-- TASK INPUTS follows --

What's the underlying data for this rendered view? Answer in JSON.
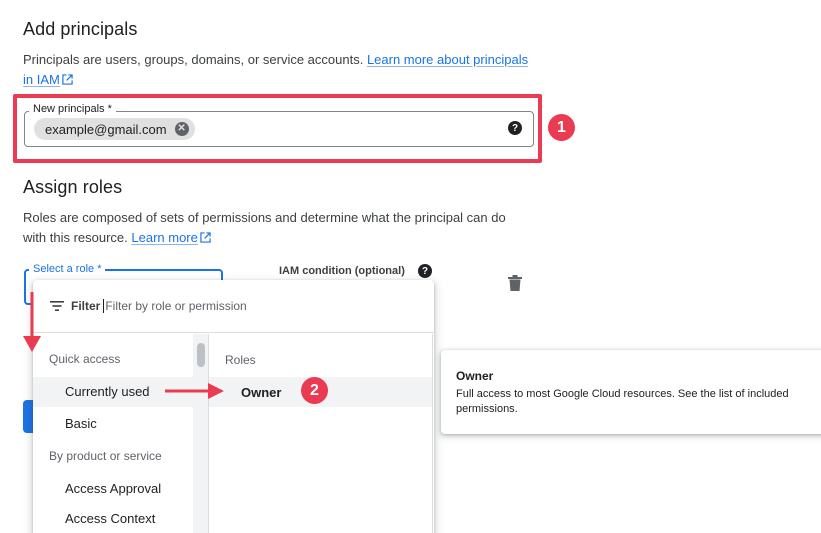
{
  "add_principals": {
    "title": "Add principals",
    "desc_prefix": "Principals are users, groups, domains, or service accounts. ",
    "link_line1": "Learn more about principals",
    "link_line2": "in IAM",
    "field_label": "New principals *",
    "chip_value": "example@gmail.com",
    "help_glyph": "?"
  },
  "assign_roles": {
    "title": "Assign roles",
    "desc_line1": "Roles are composed of sets of permissions and determine what the principal can do",
    "desc_line2_prefix": "with this resource. ",
    "link": "Learn more",
    "select_label": "Select a role *",
    "iam_condition_label": "IAM condition (optional)",
    "help_glyph": "?"
  },
  "dropdown": {
    "filter_label": "Filter",
    "filter_placeholder": "Filter by role or permission",
    "sections": [
      {
        "title": "Quick access",
        "items": [
          "Currently used",
          "Basic"
        ]
      },
      {
        "title": "By product or service",
        "items": [
          "Access Approval",
          "Access Context"
        ]
      }
    ],
    "roles_heading": "Roles",
    "roles": [
      "Owner"
    ]
  },
  "tooltip": {
    "title": "Owner",
    "description": "Full access to most Google Cloud resources. See the list of included permissions."
  },
  "annotations": {
    "badge_1": "1",
    "badge_2": "2"
  },
  "colors": {
    "accent": "#1a73e8",
    "annotation": "#ea3b52",
    "text": "#202124",
    "muted": "#5f6368"
  },
  "icons": [
    "external-link-icon",
    "chip-remove-icon",
    "help-icon",
    "filter-icon",
    "trash-icon"
  ]
}
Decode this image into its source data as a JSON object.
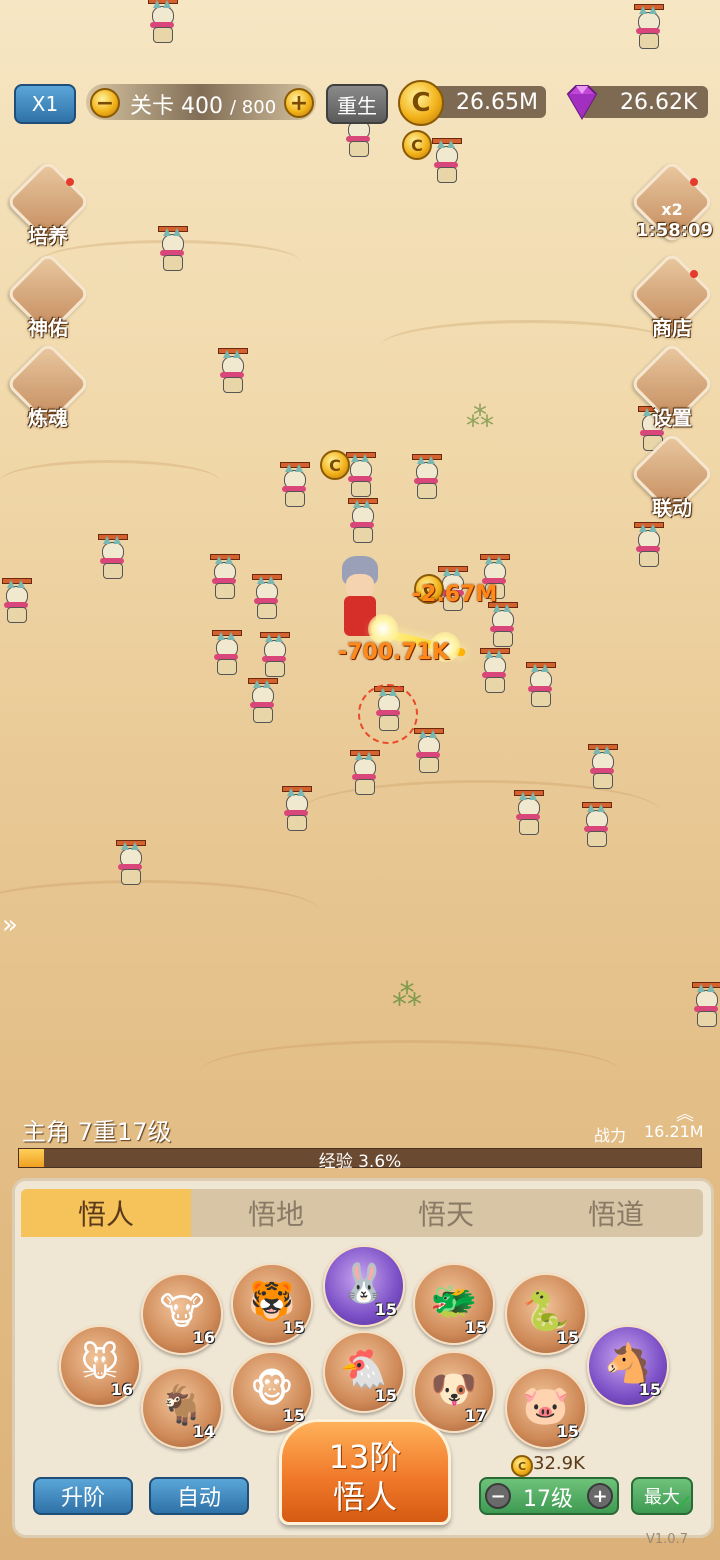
{
  "top_bar": {
    "speed_label": "X1",
    "stage_prefix": "关卡",
    "stage_current": "400",
    "stage_total": "/ 800",
    "rebirth_label": "重生",
    "gold_value": "26.65M",
    "gem_value": "26.62K"
  },
  "left_menu": [
    {
      "label": "培养"
    },
    {
      "label": "神佑"
    },
    {
      "label": "炼魂"
    }
  ],
  "right_menu": {
    "boost_multiplier": "x2",
    "boost_timer": "1:58:09",
    "shop_label": "商店",
    "settings_label": "设置",
    "link_label": "联动"
  },
  "battle": {
    "damage_1": "-2.67M",
    "damage_2": "-700.71K",
    "expand_arrow": "»"
  },
  "hero": {
    "title": "主角 7重17级",
    "power_label": "战力",
    "power_value": "16.21M",
    "exp_label": "经验 3.6%",
    "exp_progress": 0.036
  },
  "tabs": [
    {
      "label": "悟人",
      "active": true
    },
    {
      "label": "悟地",
      "active": false
    },
    {
      "label": "悟天",
      "active": false
    },
    {
      "label": "悟道",
      "active": false
    }
  ],
  "zodiac": [
    {
      "name": "rat",
      "glyph": "🐭",
      "level": "16"
    },
    {
      "name": "ox",
      "glyph": "🐮",
      "level": "16"
    },
    {
      "name": "goat",
      "glyph": "🐐",
      "level": "14"
    },
    {
      "name": "tiger",
      "glyph": "🐯",
      "level": "15"
    },
    {
      "name": "monkey",
      "glyph": "🐵",
      "level": "15"
    },
    {
      "name": "rabbit",
      "glyph": "🐰",
      "level": "15",
      "highlight": true
    },
    {
      "name": "rooster",
      "glyph": "🐔",
      "level": "15"
    },
    {
      "name": "dragon",
      "glyph": "🐲",
      "level": "15"
    },
    {
      "name": "dog",
      "glyph": "🐶",
      "level": "17"
    },
    {
      "name": "snake",
      "glyph": "🐍",
      "level": "15"
    },
    {
      "name": "pig",
      "glyph": "🐷",
      "level": "15"
    },
    {
      "name": "horse",
      "glyph": "🐴",
      "level": "15",
      "highlight": true
    }
  ],
  "bottom": {
    "upgrade_label": "升阶",
    "auto_label": "自动",
    "main_line1": "13阶",
    "main_line2": "悟人",
    "cost_value": "32.9K",
    "level_value": "17级",
    "max_label": "最大",
    "version": "V1.0.7"
  },
  "colors": {
    "accent_orange": "#f07a2a",
    "tab_active": "#f6c25a",
    "btn_blue": "#2f72a8",
    "btn_green": "#3e9a52"
  }
}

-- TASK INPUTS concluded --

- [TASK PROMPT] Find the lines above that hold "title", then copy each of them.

- [RESPONSE BELOW]
    "title": "Add principals",
    "title": "Assign roles",
        "title": "Quick access",
        "title": "By product or service",
    "title": "Owner",
    "title": "主角 7重17级",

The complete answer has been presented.